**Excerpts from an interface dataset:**
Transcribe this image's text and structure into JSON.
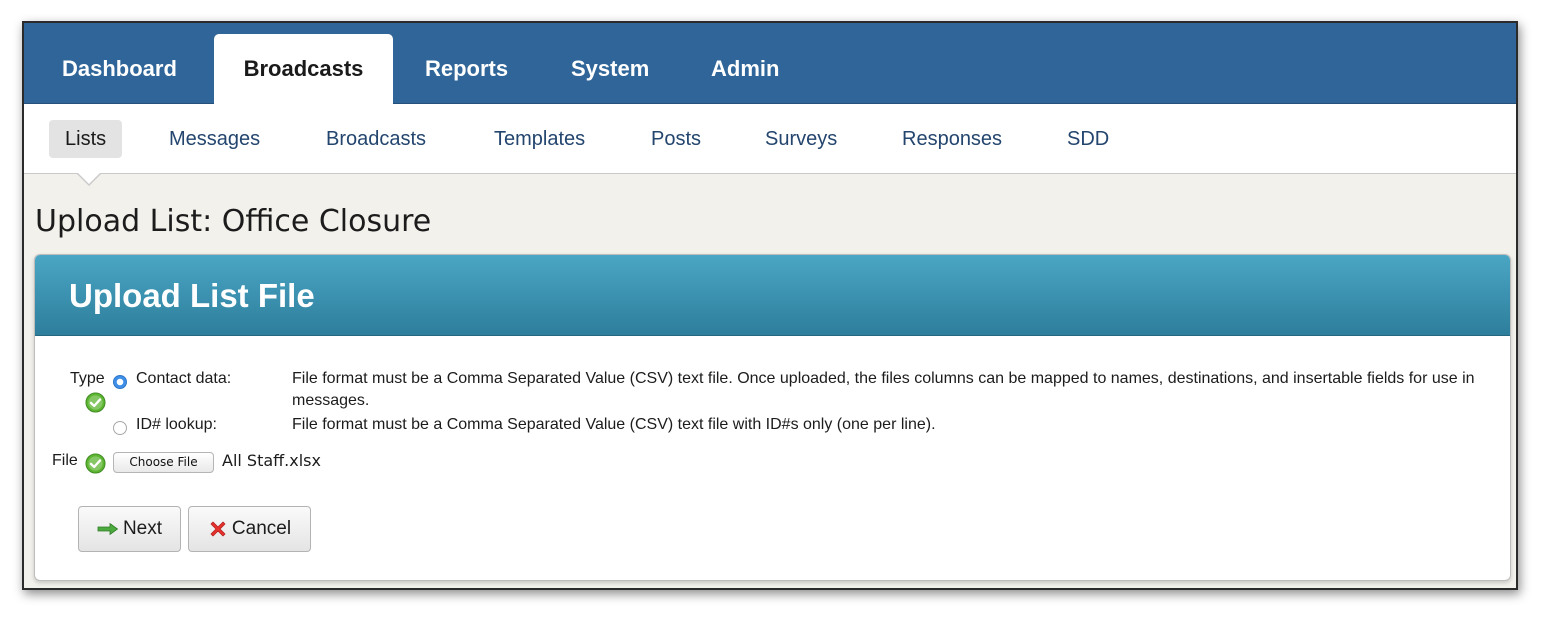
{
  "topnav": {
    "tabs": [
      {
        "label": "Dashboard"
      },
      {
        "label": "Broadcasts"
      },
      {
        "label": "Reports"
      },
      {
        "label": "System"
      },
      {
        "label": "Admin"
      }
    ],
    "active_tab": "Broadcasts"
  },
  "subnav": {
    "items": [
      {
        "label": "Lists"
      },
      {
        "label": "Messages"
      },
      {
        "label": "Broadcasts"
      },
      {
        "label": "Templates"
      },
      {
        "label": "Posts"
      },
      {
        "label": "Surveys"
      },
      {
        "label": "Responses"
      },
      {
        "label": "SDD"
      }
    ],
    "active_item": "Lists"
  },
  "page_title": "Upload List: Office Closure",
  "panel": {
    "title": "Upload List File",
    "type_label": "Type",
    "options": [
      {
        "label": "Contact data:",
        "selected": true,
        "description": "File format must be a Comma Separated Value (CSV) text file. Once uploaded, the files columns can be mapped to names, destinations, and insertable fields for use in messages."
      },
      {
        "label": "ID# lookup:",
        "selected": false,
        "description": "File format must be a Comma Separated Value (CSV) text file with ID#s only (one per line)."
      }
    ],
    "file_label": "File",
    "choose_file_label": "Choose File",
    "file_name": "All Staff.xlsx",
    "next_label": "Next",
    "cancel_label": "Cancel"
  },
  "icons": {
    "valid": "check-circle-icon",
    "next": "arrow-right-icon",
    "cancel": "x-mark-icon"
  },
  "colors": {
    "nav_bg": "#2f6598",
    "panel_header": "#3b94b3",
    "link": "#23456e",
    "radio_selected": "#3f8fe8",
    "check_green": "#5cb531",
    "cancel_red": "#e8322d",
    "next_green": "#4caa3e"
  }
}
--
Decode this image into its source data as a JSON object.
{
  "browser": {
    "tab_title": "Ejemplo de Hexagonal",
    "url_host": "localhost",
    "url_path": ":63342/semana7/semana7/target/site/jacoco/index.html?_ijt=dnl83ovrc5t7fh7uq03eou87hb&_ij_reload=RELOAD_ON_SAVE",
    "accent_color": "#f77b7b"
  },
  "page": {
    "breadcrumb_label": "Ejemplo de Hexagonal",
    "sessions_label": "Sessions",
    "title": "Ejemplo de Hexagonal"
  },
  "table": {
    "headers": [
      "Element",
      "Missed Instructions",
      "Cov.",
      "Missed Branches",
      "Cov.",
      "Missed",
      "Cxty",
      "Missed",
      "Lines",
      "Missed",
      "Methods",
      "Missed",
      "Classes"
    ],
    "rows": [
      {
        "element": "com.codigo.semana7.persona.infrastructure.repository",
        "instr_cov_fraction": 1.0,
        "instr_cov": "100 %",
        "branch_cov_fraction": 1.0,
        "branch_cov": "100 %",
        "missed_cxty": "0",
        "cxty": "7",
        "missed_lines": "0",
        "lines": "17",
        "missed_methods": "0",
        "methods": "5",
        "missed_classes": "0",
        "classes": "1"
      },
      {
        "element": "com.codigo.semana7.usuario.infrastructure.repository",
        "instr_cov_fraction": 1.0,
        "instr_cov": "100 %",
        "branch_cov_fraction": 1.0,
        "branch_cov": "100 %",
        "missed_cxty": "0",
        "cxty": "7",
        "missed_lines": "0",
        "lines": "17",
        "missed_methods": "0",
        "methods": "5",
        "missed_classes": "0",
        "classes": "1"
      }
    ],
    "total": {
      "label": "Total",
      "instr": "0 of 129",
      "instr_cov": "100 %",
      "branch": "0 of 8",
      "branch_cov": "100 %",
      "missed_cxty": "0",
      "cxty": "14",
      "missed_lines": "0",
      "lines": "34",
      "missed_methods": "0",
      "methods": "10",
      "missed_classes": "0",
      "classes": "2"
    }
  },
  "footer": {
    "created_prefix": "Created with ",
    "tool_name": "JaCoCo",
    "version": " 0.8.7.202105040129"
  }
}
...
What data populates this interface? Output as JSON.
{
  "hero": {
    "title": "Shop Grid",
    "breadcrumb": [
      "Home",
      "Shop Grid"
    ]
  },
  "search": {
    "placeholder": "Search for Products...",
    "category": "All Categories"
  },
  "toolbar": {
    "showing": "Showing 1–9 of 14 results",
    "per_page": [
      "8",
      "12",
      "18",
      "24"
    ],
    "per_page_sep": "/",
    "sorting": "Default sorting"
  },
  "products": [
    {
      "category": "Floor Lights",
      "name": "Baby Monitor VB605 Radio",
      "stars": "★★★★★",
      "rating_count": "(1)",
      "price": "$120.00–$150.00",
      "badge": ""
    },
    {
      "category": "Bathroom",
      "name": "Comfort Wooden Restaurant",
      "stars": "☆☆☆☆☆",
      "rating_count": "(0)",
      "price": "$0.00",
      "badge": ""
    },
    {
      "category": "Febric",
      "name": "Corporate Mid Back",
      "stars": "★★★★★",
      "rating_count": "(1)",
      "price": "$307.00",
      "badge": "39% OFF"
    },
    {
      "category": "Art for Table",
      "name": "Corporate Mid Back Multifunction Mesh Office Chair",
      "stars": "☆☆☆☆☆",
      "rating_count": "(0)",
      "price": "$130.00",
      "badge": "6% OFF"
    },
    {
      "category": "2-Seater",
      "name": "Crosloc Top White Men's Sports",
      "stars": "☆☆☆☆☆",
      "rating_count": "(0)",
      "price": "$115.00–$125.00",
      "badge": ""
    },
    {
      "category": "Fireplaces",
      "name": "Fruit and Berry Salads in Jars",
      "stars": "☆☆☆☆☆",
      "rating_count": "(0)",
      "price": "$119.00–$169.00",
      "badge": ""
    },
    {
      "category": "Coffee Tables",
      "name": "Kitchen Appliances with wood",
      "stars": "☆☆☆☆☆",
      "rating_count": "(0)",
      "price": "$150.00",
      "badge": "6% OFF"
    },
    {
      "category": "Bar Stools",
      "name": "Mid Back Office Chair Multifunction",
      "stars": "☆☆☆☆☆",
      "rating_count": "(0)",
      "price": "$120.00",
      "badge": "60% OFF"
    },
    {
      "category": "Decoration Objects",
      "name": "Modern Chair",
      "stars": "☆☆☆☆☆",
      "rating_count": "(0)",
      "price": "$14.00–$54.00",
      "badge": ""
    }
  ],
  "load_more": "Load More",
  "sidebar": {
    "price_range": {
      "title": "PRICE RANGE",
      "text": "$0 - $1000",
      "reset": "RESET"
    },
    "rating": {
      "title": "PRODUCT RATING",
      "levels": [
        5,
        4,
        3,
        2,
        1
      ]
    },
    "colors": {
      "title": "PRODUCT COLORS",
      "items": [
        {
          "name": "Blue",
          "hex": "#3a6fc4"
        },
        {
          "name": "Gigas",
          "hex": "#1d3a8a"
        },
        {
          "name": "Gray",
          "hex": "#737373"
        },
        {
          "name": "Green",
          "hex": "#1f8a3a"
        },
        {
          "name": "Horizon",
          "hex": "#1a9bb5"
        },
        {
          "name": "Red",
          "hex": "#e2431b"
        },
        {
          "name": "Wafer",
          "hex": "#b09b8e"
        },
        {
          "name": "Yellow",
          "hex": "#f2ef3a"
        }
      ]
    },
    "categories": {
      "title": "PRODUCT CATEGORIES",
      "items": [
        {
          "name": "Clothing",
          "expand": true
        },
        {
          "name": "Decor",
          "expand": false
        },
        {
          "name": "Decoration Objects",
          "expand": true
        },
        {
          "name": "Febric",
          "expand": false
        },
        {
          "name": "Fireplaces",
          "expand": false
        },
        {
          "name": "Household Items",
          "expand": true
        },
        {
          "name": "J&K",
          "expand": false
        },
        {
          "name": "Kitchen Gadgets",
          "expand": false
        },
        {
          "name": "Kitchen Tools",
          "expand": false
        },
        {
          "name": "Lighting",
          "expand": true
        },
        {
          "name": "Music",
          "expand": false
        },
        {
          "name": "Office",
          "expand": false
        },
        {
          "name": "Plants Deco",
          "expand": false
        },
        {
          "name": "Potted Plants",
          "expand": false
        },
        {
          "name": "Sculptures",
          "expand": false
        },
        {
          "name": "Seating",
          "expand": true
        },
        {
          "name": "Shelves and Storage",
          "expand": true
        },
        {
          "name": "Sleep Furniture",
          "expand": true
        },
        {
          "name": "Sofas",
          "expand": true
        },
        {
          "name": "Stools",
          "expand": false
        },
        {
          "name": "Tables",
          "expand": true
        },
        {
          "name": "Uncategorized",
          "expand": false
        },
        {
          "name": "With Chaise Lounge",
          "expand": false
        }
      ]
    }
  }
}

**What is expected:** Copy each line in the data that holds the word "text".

**Finished task:**
Transcribe this image's text and structure into JSON.
        "description": "File format must be a Comma Separated Value (CSV) text file. Once uploaded, the files columns can be mapped to names, destinations, and insertable fields for use in messages."
        "description": "File format must be a Comma Separated Value (CSV) text file with ID#s only (one per line)."
      "text": "$0 - $1000",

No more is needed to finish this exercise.